(Entries shown)
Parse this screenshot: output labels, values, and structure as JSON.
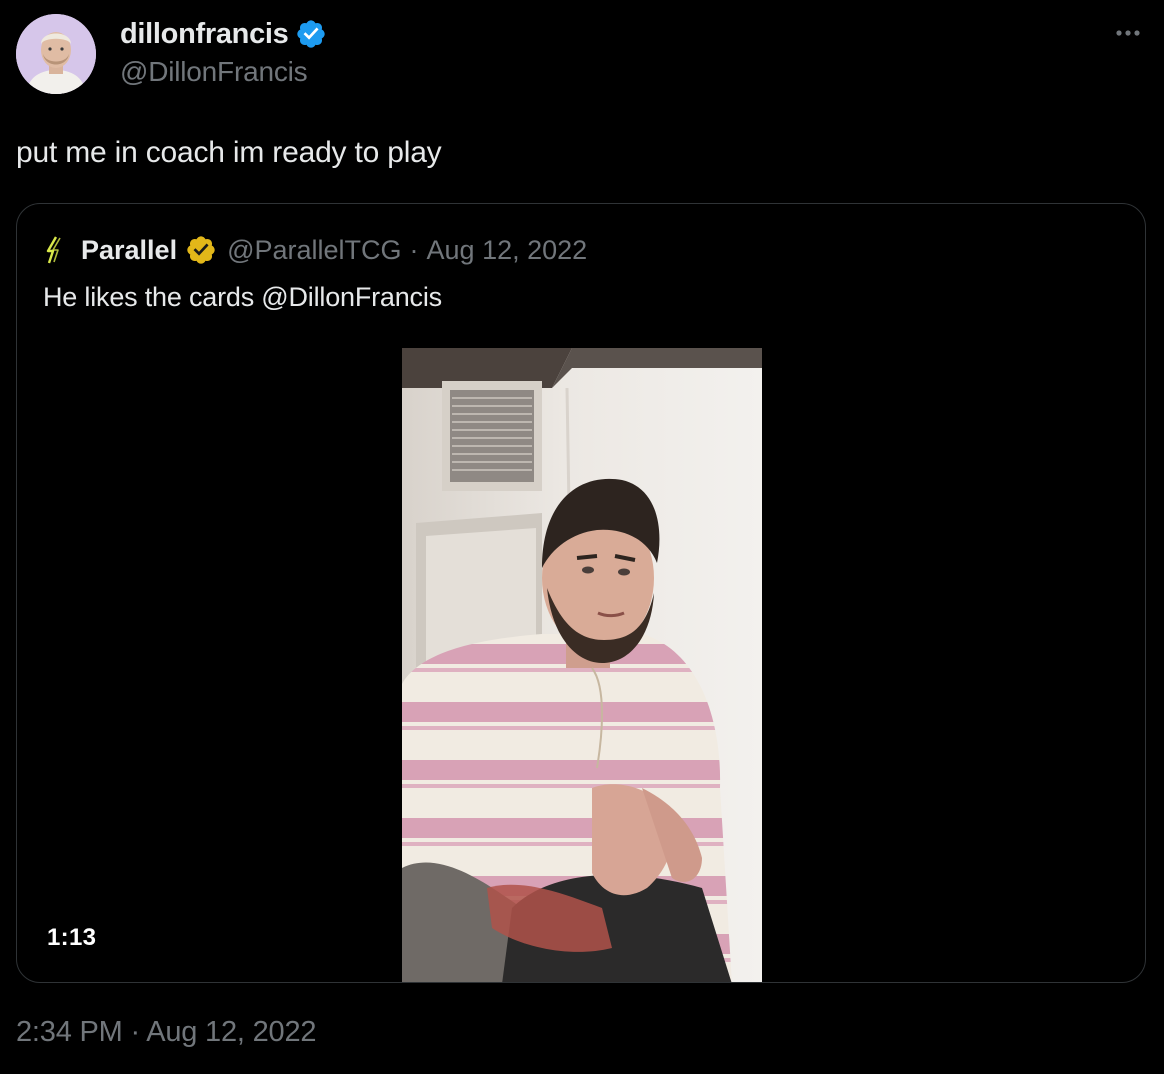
{
  "author": {
    "display_name": "dillonfrancis",
    "handle": "@DillonFrancis",
    "verified_icon": "blue-verified-badge-icon",
    "avatar_icon": "avatar"
  },
  "more_icon": "more-horizontal-icon",
  "tweet": {
    "text": "put me in coach im ready to play"
  },
  "quoted_tweet": {
    "logo_icon": "parallel-logo-icon",
    "display_name": "Parallel",
    "verified_icon": "gold-verified-badge-icon",
    "handle": "@ParallelTCG",
    "separator": "·",
    "date": "Aug 12, 2022",
    "text": "He likes the cards @DillonFrancis",
    "video": {
      "duration": "1:13"
    }
  },
  "timestamp": {
    "time": "2:34 PM",
    "separator": " · ",
    "date": "Aug 12, 2022"
  },
  "colors": {
    "background": "#000000",
    "primary_text": "#e7e9ea",
    "secondary_text": "#71767b",
    "border": "#2f3336",
    "verified_blue": "#1d9bf0",
    "verified_gold": "#e2b719"
  }
}
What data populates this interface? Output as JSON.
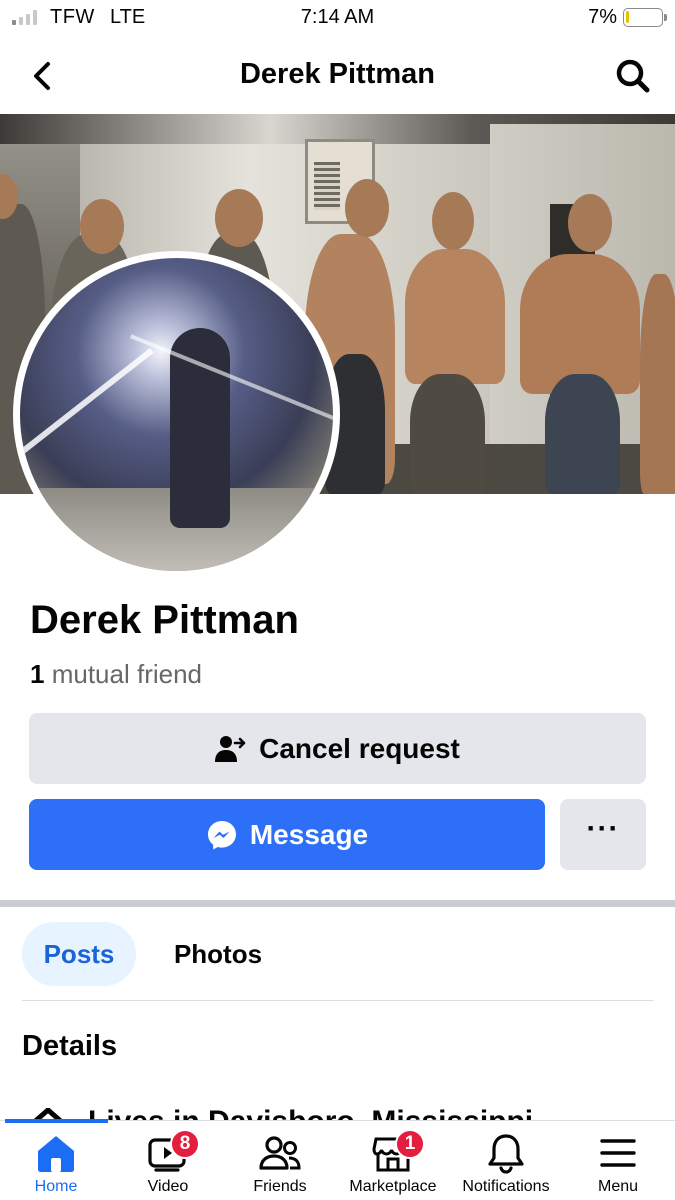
{
  "status_bar": {
    "carrier": "TFW",
    "network": "LTE",
    "time": "7:14 AM",
    "battery_percent": "7%",
    "battery_level": 0.07,
    "signal_bars_filled": 1,
    "signal_bars_total": 4
  },
  "header": {
    "title": "Derek Pittman",
    "back_icon": "chevron-left-icon",
    "search_icon": "search-icon"
  },
  "profile": {
    "name": "Derek Pittman",
    "mutual_count": "1",
    "mutual_label": "mutual friend"
  },
  "actions": {
    "cancel_request": "Cancel request",
    "cancel_icon": "person-arrow-icon",
    "message": "Message",
    "message_icon": "messenger-icon",
    "more": "···"
  },
  "tabs": [
    {
      "label": "Posts",
      "active": true
    },
    {
      "label": "Photos",
      "active": false
    }
  ],
  "details": {
    "heading": "Details",
    "lives_in": "Lives in Davisboro, Mississippi"
  },
  "bottom_nav": [
    {
      "label": "Home",
      "icon": "home-icon",
      "active": true
    },
    {
      "label": "Video",
      "icon": "video-icon",
      "badge": "8"
    },
    {
      "label": "Friends",
      "icon": "friends-icon"
    },
    {
      "label": "Marketplace",
      "icon": "marketplace-icon",
      "badge": "1"
    },
    {
      "label": "Notifications",
      "icon": "bell-icon"
    },
    {
      "label": "Menu",
      "icon": "menu-icon"
    }
  ],
  "colors": {
    "accent": "#1b6ef3",
    "message_button": "#2d6ff7",
    "secondary_button": "#e4e6eb",
    "active_tab_bg": "#e7f3ff",
    "badge": "#e41e3f",
    "battery_low": "#e6c200"
  }
}
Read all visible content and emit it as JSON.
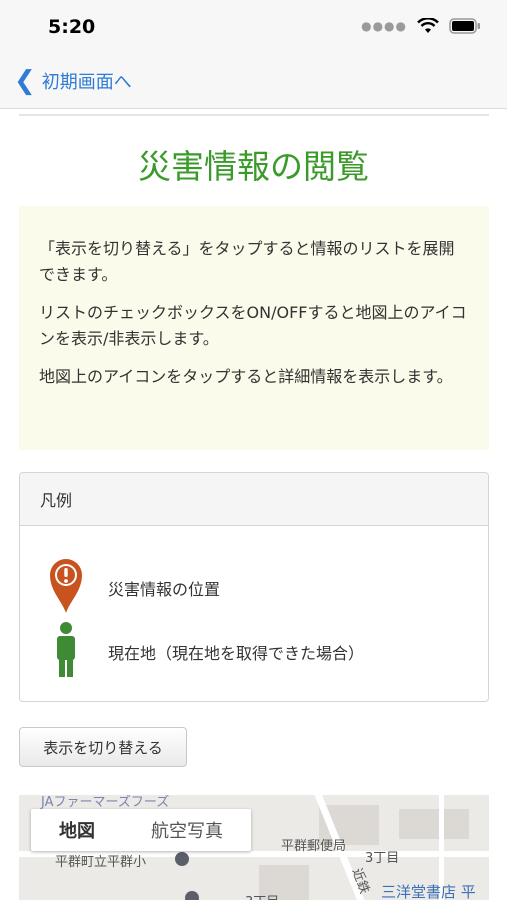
{
  "status_bar": {
    "time": "5:20"
  },
  "nav": {
    "back_label": "初期画面へ"
  },
  "page": {
    "title": "災害情報の閲覧"
  },
  "info": {
    "paragraphs": [
      "「表示を切り替える」をタップすると情報のリストを展開できます。",
      "リストのチェックボックスをON/OFFすると地図上のアイコンを表示/非表示します。",
      "地図上のアイコンをタップすると詳細情報を表示します。"
    ]
  },
  "legend": {
    "title": "凡例",
    "items": [
      {
        "icon": "disaster-pin-icon",
        "color": "#c8531f",
        "label": "災害情報の位置"
      },
      {
        "icon": "person-icon",
        "color": "#3f8a35",
        "label": "現在地（現在地を取得できた場合）"
      }
    ]
  },
  "toggle_button_label": "表示を切り替える",
  "map": {
    "tabs": [
      "地図",
      "航空写真"
    ],
    "active_tab": "地図",
    "labels": {
      "shop": "JAファーマーズフーズ",
      "post_office": "平群郵便局",
      "school": "平群町立平群小",
      "chome_1": "3丁目",
      "chome_2": "3丁目",
      "bookstore": "三洋堂書店 平",
      "road": "近鉄"
    }
  },
  "colors": {
    "accent_blue": "#2f7bd6",
    "title_green": "#3a9a2a",
    "info_bg": "#fbfbeb"
  }
}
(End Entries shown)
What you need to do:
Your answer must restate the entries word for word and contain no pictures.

Task response:
Parse this screenshot: output labels, values, and structure as JSON.
{
  "author": {
    "display_name": "dillonfrancis",
    "handle": "@DillonFrancis",
    "verified_icon": "blue-verified-badge-icon",
    "avatar_icon": "avatar"
  },
  "more_icon": "more-horizontal-icon",
  "tweet": {
    "text": "put me in coach im ready to play"
  },
  "quoted_tweet": {
    "logo_icon": "parallel-logo-icon",
    "display_name": "Parallel",
    "verified_icon": "gold-verified-badge-icon",
    "handle": "@ParallelTCG",
    "separator": "·",
    "date": "Aug 12, 2022",
    "text": "He likes the cards @DillonFrancis",
    "video": {
      "duration": "1:13"
    }
  },
  "timestamp": {
    "time": "2:34 PM",
    "separator": " · ",
    "date": "Aug 12, 2022"
  },
  "colors": {
    "background": "#000000",
    "primary_text": "#e7e9ea",
    "secondary_text": "#71767b",
    "border": "#2f3336",
    "verified_blue": "#1d9bf0",
    "verified_gold": "#e2b719"
  }
}
What data populates this interface? Output as JSON.
{
  "status_bar": {
    "carrier": "TFW",
    "network": "LTE",
    "time": "7:14 AM",
    "battery_percent": "7%",
    "battery_level": 0.07,
    "signal_bars_filled": 1,
    "signal_bars_total": 4
  },
  "header": {
    "title": "Derek Pittman",
    "back_icon": "chevron-left-icon",
    "search_icon": "search-icon"
  },
  "profile": {
    "name": "Derek Pittman",
    "mutual_count": "1",
    "mutual_label": "mutual friend"
  },
  "actions": {
    "cancel_request": "Cancel request",
    "cancel_icon": "person-arrow-icon",
    "message": "Message",
    "message_icon": "messenger-icon",
    "more": "···"
  },
  "tabs": [
    {
      "label": "Posts",
      "active": true
    },
    {
      "label": "Photos",
      "active": false
    }
  ],
  "details": {
    "heading": "Details",
    "lives_in": "Lives in Davisboro, Mississippi"
  },
  "bottom_nav": [
    {
      "label": "Home",
      "icon": "home-icon",
      "active": true
    },
    {
      "label": "Video",
      "icon": "video-icon",
      "badge": "8"
    },
    {
      "label": "Friends",
      "icon": "friends-icon"
    },
    {
      "label": "Marketplace",
      "icon": "marketplace-icon",
      "badge": "1"
    },
    {
      "label": "Notifications",
      "icon": "bell-icon"
    },
    {
      "label": "Menu",
      "icon": "menu-icon"
    }
  ],
  "colors": {
    "accent": "#1b6ef3",
    "message_button": "#2d6ff7",
    "secondary_button": "#e4e6eb",
    "active_tab_bg": "#e7f3ff",
    "badge": "#e41e3f",
    "battery_low": "#e6c200"
  }
}
Read all visible content and emit it as JSON.
{
  "status_bar": {
    "time": "5:20"
  },
  "nav": {
    "back_label": "初期画面へ"
  },
  "page": {
    "title": "災害情報の閲覧"
  },
  "info": {
    "paragraphs": [
      "「表示を切り替える」をタップすると情報のリストを展開できます。",
      "リストのチェックボックスをON/OFFすると地図上のアイコンを表示/非表示します。",
      "地図上のアイコンをタップすると詳細情報を表示します。"
    ]
  },
  "legend": {
    "title": "凡例",
    "items": [
      {
        "icon": "disaster-pin-icon",
        "color": "#c8531f",
        "label": "災害情報の位置"
      },
      {
        "icon": "person-icon",
        "color": "#3f8a35",
        "label": "現在地（現在地を取得できた場合）"
      }
    ]
  },
  "toggle_button_label": "表示を切り替える",
  "map": {
    "tabs": [
      "地図",
      "航空写真"
    ],
    "active_tab": "地図",
    "labels": {
      "shop": "JAファーマーズフーズ",
      "post_office": "平群郵便局",
      "school": "平群町立平群小",
      "chome_1": "3丁目",
      "chome_2": "3丁目",
      "bookstore": "三洋堂書店 平",
      "road": "近鉄"
    }
  },
  "colors": {
    "accent_blue": "#2f7bd6",
    "title_green": "#3a9a2a",
    "info_bg": "#fbfbeb"
  }
}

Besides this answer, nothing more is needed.